Efforts to protect local culture from the homogenizing effects of globalization are often intertwined with other, sometimes questionable, motives, including economic protectionism and the political suppression of ideas. Because the topic of culture can, almost by definition, encompass almost every human endeavor, it is often difficult to draw lines around what are legitimate cultural activities, worthy of special protective measures.
Think back on some of the efforts discussed in this Issue in Depth that were undertaken in the name of protecting local culture from globalization:
* the Canadian magazine dispute
* an exemption for whaling
* protecting the “multifunctionality” of family farms
* asserting “Asian values”
As you can see, these are not the subjects of traditional trade negotiations.
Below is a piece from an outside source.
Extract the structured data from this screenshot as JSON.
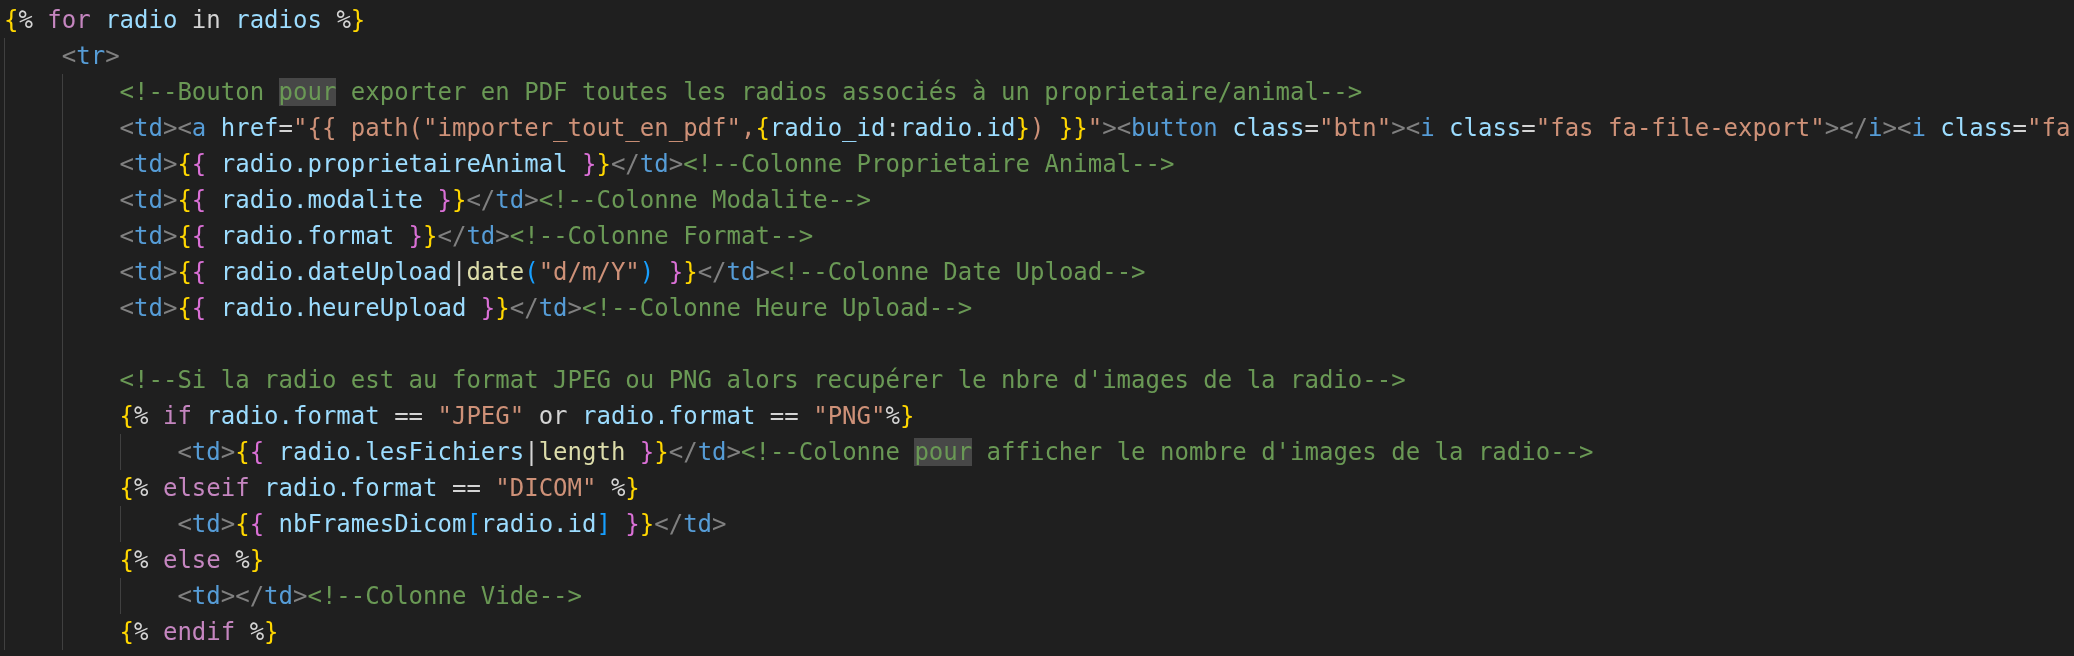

Many of these disputes are likely to intensify in the future, and they are likely to become increasingly important political issues.
Consequently, many political leaders and community activists are increasingly seeing the need for the development of a more systematic way to address these sensitive issues. In the same way that many critics of globalization have called for increased attention to the link between labor standards and trade via the International Labor Organization, or for the creation of a Global Environmental Organization (Esty) to address international environmental issues, some globalization critics have called for the creation of new institutions to deal with cultural issues.
Many organizations and groups have been formed at the local, national, and international level that aim to promote the protection of traditional cultures. Some aim to study the matter more deeply so that we may understand more clearly the implications of globalization on culture, and others are already taking on advocacy roles.
Globalization critic Jeremy Rifkin has suggested there may be a need to establish a World Cultural Organization to help represent diverse cultures and put cultural protection on an equal footing with the WTOan international body dealing with the rules of trade between participating nations (Rifkin, 2001).
Another group, the International Network for Cultural Diversity, has made a similar argument for an institution to ensure that culture is be protected. Their campaigns include protecting cultures in the Southern Hemisphere and using international legal instruments to protect culture (INCD, 2003). The INCD has proposed that:
1. Governments must not enter into any agreements that constrain local cultures and the policies that support them.
2. A new international agreement should be created, which can provide a permanent legal foundation for cultural diversity.
An informal group of governments that has already been created to try to find solutions to cultural questions is the International Network on Cultural Policy (INCP). The INCP’s goals include: developing an international approach to cultural issues, protecting cultures endangered by globalization, and raising awareness of the importance of culture (INCP, 2012). The INCP is an international forum through which representatives of member countries can exchange views on emerging cultural policy issues. One of the ways in which the INCP seeks to strengthen cultures is by advocating more cultural exceptions to the global trade rules of the WTOan international body dealing with the rules of trade between participating nations. Forty-five countries are members of the INCP, including Canada, France, China, and the United Kingdom, but not the United States.
In the coming years, efforts to protect traditional cultures are likely to play an increasingly prominent role in new trade agreements and within international cooperative ventures. Indeed, a “global” effort to protect local cultures from “globalization” would be a somewhat ironic development. But increasingly, local activists are trying to learn how to harness new worldwide forces to cope with the impact of international trends that have cultural effects.
Next: Local Perspectives